 Alan D. Gilbert and Ann-Mari Jordens, “Traditions of Dissent”, in M. McKernan and M. Browne (eds), Australia: Two centuries of War and Peace, Canberra, 1988, p. 364
 Harpur, p. 87
 Ibid. P. 89
 Dennis Altman, “Australia and Vietnam: Some Preliminary Speculations”, Australian Quarterly, 42, 2, June 1990, p. 63
 Gerald Stone, War Without Honour. Brisbane, 1966, p. 20
 Altman, p. 69
 Owen Harries, “The Australian Debate on Vietnam”, in S. Ray (ed), Vietnam Seen From East and West: An International Symposium. Melbourne, 1966, p. 160
 Stone, p. 150
 Ibid., p. 151
 Ibid., p. 152. While this comment was accurate when written, by the mid 1970s Australia did open its arms and shores to many thousands of Vietnamese refugees!
 Harries, p. 159
 Stone, p. 151-152
 For further details on the political scene in South Vietnam in the 1960s, see John Wood, Vietnam and the Indochina Conflict, Auckland, 1990, p. 42, 50-51 and 54
 Sydney Morning Herald 30 April 1985
 Harpur, p. 105
 Ibid., p. 106
 J.M. Main (ed.), Conscription: The Australian Debate, 1901-1970, Melbourne, 1970, p. 5
 Ibid., p. 5-6
 Curthoys, p. 100
 Malcolm Saunders, 57013. War and Australian Society: Conflict and Division on the Home Front, Study Guide. Rockhampton, 1998, p. 40
 Teletutorial with Malcolm Sanders, September 1998
 H.J. Coates, “National Service”, The Australian Encyclopaedia, (Vol. 4), Sydney, 1977, p. 297
 Curthoys, p. 91
 Ann-Mari Jordens, “Conscription and Dissent: The genesis of Anti-War Protest”, in G. Pemberton (ed.), Vietnam Remembered, Sydney, 1990, p. 81
 Harry and Jill Redner, Anatomy of the World: The Impact of the Atom on Australia and the World, Sydney, 1983, p. 9
 Gilbert, p. 363
 Barry York, “The Australian Anti-Vietnam Movement: 1965-1973”, Melbourne Journal of Politics, 15, 1983-1984, p. 27
 Malcolm Saunders, “Australia’s Withdrawal from Vietnam: The Influence of the Peace Movement”, Social Alternatives, 1, 6-7 June 1980, p. 61. However Saunders believes that there is evidence to show that the Government was concerned about the influence of the peace movement and may have attempted to discredit it or remove its raison de’tre through phased withdrawals of troops from Vietnam

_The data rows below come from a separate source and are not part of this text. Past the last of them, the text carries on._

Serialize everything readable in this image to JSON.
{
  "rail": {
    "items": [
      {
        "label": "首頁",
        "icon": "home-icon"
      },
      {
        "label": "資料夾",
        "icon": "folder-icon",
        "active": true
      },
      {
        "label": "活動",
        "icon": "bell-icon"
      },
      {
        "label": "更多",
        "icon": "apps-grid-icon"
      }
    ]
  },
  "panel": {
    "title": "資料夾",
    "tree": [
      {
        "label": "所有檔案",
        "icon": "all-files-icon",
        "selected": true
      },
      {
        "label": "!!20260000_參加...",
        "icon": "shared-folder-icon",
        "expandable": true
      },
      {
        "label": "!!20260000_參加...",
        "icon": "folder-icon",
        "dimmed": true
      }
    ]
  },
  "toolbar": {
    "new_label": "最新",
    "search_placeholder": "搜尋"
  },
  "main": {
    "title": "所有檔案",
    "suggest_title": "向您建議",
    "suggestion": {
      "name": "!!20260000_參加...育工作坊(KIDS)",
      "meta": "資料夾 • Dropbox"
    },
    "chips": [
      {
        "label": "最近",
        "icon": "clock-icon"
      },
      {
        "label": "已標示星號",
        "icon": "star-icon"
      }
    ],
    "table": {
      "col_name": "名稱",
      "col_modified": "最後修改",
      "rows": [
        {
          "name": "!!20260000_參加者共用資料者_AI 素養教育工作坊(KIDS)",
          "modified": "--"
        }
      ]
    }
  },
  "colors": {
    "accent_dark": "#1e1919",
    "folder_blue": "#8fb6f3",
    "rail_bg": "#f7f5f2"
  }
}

 Ibid., p. 365
 York (1984), p. 39
 Malcolm Saunders and Ralph Summy, “One Hundred years of an Australian Peace Movement, 1885-1984: Part II: From the Second World war to Vietnam and Beyond”, Peace and Change, 10, 3-4, Fall/Winter 1984, p. 68